• _AIM OF THE TASK_
Keeping every line intact, repeat the data word for word.

• _RECORDS FOR THE TASK_
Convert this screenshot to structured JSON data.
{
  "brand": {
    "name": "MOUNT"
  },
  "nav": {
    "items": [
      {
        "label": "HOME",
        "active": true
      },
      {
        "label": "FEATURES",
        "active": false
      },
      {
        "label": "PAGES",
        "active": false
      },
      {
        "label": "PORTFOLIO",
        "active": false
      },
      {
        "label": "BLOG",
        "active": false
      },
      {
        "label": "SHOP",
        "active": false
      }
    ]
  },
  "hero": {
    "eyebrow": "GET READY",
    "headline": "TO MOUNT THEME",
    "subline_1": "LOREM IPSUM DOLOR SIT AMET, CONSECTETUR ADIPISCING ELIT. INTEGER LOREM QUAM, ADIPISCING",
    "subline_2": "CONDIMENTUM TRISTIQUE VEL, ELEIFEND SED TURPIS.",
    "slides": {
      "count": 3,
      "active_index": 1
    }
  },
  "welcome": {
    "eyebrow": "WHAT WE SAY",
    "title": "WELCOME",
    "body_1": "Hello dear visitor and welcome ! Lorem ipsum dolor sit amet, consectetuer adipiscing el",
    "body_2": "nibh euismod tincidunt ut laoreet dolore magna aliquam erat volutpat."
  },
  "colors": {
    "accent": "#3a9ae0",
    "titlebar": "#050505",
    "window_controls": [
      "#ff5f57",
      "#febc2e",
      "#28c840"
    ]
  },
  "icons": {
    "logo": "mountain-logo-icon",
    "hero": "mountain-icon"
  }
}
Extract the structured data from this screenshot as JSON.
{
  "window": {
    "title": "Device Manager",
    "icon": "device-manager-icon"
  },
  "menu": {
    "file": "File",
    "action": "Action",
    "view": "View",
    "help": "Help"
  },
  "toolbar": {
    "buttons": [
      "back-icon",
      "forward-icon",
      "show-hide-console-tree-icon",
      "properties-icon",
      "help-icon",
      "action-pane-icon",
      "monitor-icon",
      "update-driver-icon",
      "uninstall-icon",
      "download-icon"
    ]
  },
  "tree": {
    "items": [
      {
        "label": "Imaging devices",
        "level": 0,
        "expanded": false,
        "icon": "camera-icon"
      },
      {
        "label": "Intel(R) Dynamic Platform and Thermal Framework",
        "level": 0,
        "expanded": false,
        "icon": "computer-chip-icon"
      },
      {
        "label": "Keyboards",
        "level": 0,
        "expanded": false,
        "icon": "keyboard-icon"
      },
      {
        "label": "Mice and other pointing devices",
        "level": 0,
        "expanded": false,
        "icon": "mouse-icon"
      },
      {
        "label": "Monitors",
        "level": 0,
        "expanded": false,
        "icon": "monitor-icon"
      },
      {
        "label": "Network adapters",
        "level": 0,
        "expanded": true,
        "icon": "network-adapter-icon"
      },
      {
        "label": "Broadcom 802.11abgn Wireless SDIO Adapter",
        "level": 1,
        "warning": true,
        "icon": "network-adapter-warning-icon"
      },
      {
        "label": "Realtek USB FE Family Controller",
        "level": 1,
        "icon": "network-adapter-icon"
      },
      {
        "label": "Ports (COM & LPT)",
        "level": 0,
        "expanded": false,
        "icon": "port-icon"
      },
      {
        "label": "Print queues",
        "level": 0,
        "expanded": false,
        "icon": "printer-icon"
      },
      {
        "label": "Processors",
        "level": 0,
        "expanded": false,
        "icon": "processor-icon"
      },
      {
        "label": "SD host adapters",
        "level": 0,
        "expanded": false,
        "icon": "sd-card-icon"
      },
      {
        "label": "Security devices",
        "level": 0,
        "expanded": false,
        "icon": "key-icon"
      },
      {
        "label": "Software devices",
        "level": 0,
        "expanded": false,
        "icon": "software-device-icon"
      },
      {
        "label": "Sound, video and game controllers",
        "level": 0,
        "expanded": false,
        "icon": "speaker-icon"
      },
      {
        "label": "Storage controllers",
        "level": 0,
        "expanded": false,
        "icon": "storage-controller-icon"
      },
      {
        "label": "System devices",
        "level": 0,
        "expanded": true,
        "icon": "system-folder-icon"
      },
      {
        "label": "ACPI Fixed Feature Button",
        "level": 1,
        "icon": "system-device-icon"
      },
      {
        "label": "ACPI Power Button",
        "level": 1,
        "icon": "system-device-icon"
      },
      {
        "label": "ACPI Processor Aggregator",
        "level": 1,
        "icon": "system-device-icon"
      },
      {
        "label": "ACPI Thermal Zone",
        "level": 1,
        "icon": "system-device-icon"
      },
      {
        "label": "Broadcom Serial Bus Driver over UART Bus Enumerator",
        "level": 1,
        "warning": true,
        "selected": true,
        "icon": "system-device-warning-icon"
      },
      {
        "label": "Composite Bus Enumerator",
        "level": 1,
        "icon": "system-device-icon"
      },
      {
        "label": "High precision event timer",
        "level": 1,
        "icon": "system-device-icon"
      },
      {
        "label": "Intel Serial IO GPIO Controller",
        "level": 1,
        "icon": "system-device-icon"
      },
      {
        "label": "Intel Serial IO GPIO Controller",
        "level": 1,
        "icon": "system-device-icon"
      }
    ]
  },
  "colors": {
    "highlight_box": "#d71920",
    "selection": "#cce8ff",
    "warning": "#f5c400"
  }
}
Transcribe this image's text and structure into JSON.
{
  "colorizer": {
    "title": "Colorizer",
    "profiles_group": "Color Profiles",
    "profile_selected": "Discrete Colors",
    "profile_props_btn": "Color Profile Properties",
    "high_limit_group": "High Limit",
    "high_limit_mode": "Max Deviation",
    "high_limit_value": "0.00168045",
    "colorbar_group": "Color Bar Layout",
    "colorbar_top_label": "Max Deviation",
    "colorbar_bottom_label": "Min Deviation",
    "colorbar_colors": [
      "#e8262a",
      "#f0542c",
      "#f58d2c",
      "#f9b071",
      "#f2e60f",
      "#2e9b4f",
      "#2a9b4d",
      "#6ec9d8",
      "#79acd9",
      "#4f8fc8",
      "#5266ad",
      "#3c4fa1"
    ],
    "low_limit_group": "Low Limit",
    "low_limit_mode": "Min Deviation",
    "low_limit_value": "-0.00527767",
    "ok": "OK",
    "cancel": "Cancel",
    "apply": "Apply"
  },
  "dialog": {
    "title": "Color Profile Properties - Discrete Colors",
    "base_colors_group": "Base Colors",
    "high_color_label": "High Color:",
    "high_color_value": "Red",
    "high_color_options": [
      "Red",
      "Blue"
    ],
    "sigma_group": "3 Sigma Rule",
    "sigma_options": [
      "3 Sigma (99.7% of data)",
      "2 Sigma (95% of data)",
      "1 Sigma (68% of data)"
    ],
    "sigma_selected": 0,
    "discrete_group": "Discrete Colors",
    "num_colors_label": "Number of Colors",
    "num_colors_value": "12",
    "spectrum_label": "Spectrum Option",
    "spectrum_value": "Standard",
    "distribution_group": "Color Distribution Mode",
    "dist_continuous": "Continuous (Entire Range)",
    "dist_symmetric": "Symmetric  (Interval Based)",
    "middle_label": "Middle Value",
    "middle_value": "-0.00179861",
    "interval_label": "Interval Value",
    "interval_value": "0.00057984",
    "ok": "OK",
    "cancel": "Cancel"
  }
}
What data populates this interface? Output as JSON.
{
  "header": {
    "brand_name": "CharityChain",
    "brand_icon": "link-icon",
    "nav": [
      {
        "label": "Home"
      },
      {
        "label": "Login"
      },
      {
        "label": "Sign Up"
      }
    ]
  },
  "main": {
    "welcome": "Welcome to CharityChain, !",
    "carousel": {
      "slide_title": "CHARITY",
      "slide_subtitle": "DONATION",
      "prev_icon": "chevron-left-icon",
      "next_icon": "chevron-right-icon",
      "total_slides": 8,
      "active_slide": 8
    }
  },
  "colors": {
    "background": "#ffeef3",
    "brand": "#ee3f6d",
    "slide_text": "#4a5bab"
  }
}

• _TASK SOLUTION_
Convert this screenshot to structured JSON data.
{
  "brand": {
    "name": "MOUNT"
  },
  "nav": {
    "items": [
      {
        "label": "HOME",
        "active": true
      },
      {
        "label": "FEATURES",
        "active": false
      },
      {
        "label": "PAGES",
        "active": false
      },
      {
        "label": "PORTFOLIO",
        "active": false
      },
      {
        "label": "BLOG",
        "active": false
      },
      {
        "label": "SHOP",
        "active": false
      }
    ]
  },
  "hero": {
    "eyebrow": "GET READY",
    "headline": "TO MOUNT THEME",
    "subline_1": "LOREM IPSUM DOLOR SIT AMET, CONSECTETUR ADIPISCING ELIT. INTEGER LOREM QUAM, ADIPISCING",
    "subline_2": "CONDIMENTUM TRISTIQUE VEL, ELEIFEND SED TURPIS.",
    "slides": {
      "count": 3,
      "active_index": 1
    }
  },
  "welcome": {
    "eyebrow": "WHAT WE SAY",
    "title": "WELCOME",
    "body_1": "Hello dear visitor and welcome ! Lorem ipsum dolor sit amet, consectetuer adipiscing el",
    "body_2": "nibh euismod tincidunt ut laoreet dolore magna aliquam erat volutpat."
  },
  "colors": {
    "accent": "#3a9ae0",
    "titlebar": "#050505",
    "window_controls": [
      "#ff5f57",
      "#febc2e",
      "#28c840"
    ]
  },
  "icons": {
    "logo": "mountain-logo-icon",
    "hero": "mountain-icon"
  }
}
Extract the structured data from this screenshot as JSON.
{
  "window": {
    "title": "Device Manager",
    "icon": "device-manager-icon"
  },
  "menu": {
    "file": "File",
    "action": "Action",
    "view": "View",
    "help": "Help"
  },
  "toolbar": {
    "buttons": [
      "back-icon",
      "forward-icon",
      "show-hide-console-tree-icon",
      "properties-icon",
      "help-icon",
      "action-pane-icon",
      "monitor-icon",
      "update-driver-icon",
      "uninstall-icon",
      "download-icon"
    ]
  },
  "tree": {
    "items": [
      {
        "label": "Imaging devices",
        "level": 0,
        "expanded": false,
        "icon": "camera-icon"
      },
      {
        "label": "Intel(R) Dynamic Platform and Thermal Framework",
        "level": 0,
        "expanded": false,
        "icon": "computer-chip-icon"
      },
      {
        "label": "Keyboards",
        "level": 0,
        "expanded": false,
        "icon": "keyboard-icon"
      },
      {
        "label": "Mice and other pointing devices",
        "level": 0,
        "expanded": false,
        "icon": "mouse-icon"
      },
      {
        "label": "Monitors",
        "level": 0,
        "expanded": false,
        "icon": "monitor-icon"
      },
      {
        "label": "Network adapters",
        "level": 0,
        "expanded": true,
        "icon": "network-adapter-icon"
      },
      {
        "label": "Broadcom 802.11abgn Wireless SDIO Adapter",
        "level": 1,
        "warning": true,
        "icon": "network-adapter-warning-icon"
      },
      {
        "label": "Realtek USB FE Family Controller",
        "level": 1,
        "icon": "network-adapter-icon"
      },
      {
        "label": "Ports (COM & LPT)",
        "level": 0,
        "expanded": false,
        "icon": "port-icon"
      },
      {
        "label": "Print queues",
        "level": 0,
        "expanded": false,
        "icon": "printer-icon"
      },
      {
        "label": "Processors",
        "level": 0,
        "expanded": false,
        "icon": "processor-icon"
      },
      {
        "label": "SD host adapters",
        "level": 0,
        "expanded": false,
        "icon": "sd-card-icon"
      },
      {
        "label": "Security devices",
        "level": 0,
        "expanded": false,
        "icon": "key-icon"
      },
      {
        "label": "Software devices",
        "level": 0,
        "expanded": false,
        "icon": "software-device-icon"
      },
      {
        "label": "Sound, video and game controllers",
        "level": 0,
        "expanded": false,
        "icon": "speaker-icon"
      },
      {
        "label": "Storage controllers",
        "level": 0,
        "expanded": false,
        "icon": "storage-controller-icon"
      },
      {
        "label": "System devices",
        "level": 0,
        "expanded": true,
        "icon": "system-folder-icon"
      },
      {
        "label": "ACPI Fixed Feature Button",
        "level": 1,
        "icon": "system-device-icon"
      },
      {
        "label": "ACPI Power Button",
        "level": 1,
        "icon": "system-device-icon"
      },
      {
        "label": "ACPI Processor Aggregator",
        "level": 1,
        "icon": "system-device-icon"
      },
      {
        "label": "ACPI Thermal Zone",
        "level": 1,
        "icon": "system-device-icon"
      },
      {
        "label": "Broadcom Serial Bus Driver over UART Bus Enumerator",
        "level": 1,
        "warning": true,
        "selected": true,
        "icon": "system-device-warning-icon"
      },
      {
        "label": "Composite Bus Enumerator",
        "level": 1,
        "icon": "system-device-icon"
      },
      {
        "label": "High precision event timer",
        "level": 1,
        "icon": "system-device-icon"
      },
      {
        "label": "Intel Serial IO GPIO Controller",
        "level": 1,
        "icon": "system-device-icon"
      },
      {
        "label": "Intel Serial IO GPIO Controller",
        "level": 1,
        "icon": "system-device-icon"
      }
    ]
  },
  "colors": {
    "highlight_box": "#d71920",
    "selection": "#cce8ff",
    "warning": "#f5c400"
  }
}
Transcribe this image's text and structure into JSON.
{
  "colorizer": {
    "title": "Colorizer",
    "profiles_group": "Color Profiles",
    "profile_selected": "Discrete Colors",
    "profile_props_btn": "Color Profile Properties",
    "high_limit_group": "High Limit",
    "high_limit_mode": "Max Deviation",
    "high_limit_value": "0.00168045",
    "colorbar_group": "Color Bar Layout",
    "colorbar_top_label": "Max Deviation",
    "colorbar_bottom_label": "Min Deviation",
    "colorbar_colors": [
      "#e8262a",
      "#f0542c",
      "#f58d2c",
      "#f9b071",
      "#f2e60f",
      "#2e9b4f",
      "#2a9b4d",
      "#6ec9d8",
      "#79acd9",
      "#4f8fc8",
      "#5266ad",
      "#3c4fa1"
    ],
    "low_limit_group": "Low Limit",
    "low_limit_mode": "Min Deviation",
    "low_limit_value": "-0.00527767",
    "ok": "OK",
    "cancel": "Cancel",
    "apply": "Apply"
  },
  "dialog": {
    "title": "Color Profile Properties - Discrete Colors",
    "base_colors_group": "Base Colors",
    "high_color_label": "High Color:",
    "high_color_value": "Red",
    "high_color_options": [
      "Red",
      "Blue"
    ],
    "sigma_group": "3 Sigma Rule",
    "sigma_options": [
      "3 Sigma (99.7% of data)",
      "2 Sigma (95% of data)",
      "1 Sigma (68% of data)"
    ],
    "sigma_selected": 0,
    "discrete_group": "Discrete Colors",
    "num_colors_label": "Number of Colors",
    "num_colors_value": "12",
    "spectrum_label": "Spectrum Option",
    "spectrum_value": "Standard",
    "distribution_group": "Color Distribution Mode",
    "dist_continuous": "Continuous (Entire Range)",
    "dist_symmetric": "Symmetric  (Interval Based)",
    "middle_label": "Middle Value",
    "middle_value": "-0.00179861",
    "interval_label": "Interval Value",
    "interval_value": "0.00057984",
    "ok": "OK",
    "cancel": "Cancel"
  }
}
What data populates this interface? Output as JSON.
{
  "header": {
    "brand_name": "CharityChain",
    "brand_icon": "link-icon",
    "nav": [
      {
        "label": "Home"
      },
      {
        "label": "Login"
      },
      {
        "label": "Sign Up"
      }
    ]
  },
  "main": {
    "welcome": "Welcome to CharityChain, !",
    "carousel": {
      "slide_title": "CHARITY",
      "slide_subtitle": "DONATION",
      "prev_icon": "chevron-left-icon",
      "next_icon": "chevron-right-icon",
      "total_slides": 8,
      "active_slide": 8
    }
  },
  "colors": {
    "background": "#ffeef3",
    "brand": "#ee3f6d",
    "slide_text": "#4a5bab"
  }
}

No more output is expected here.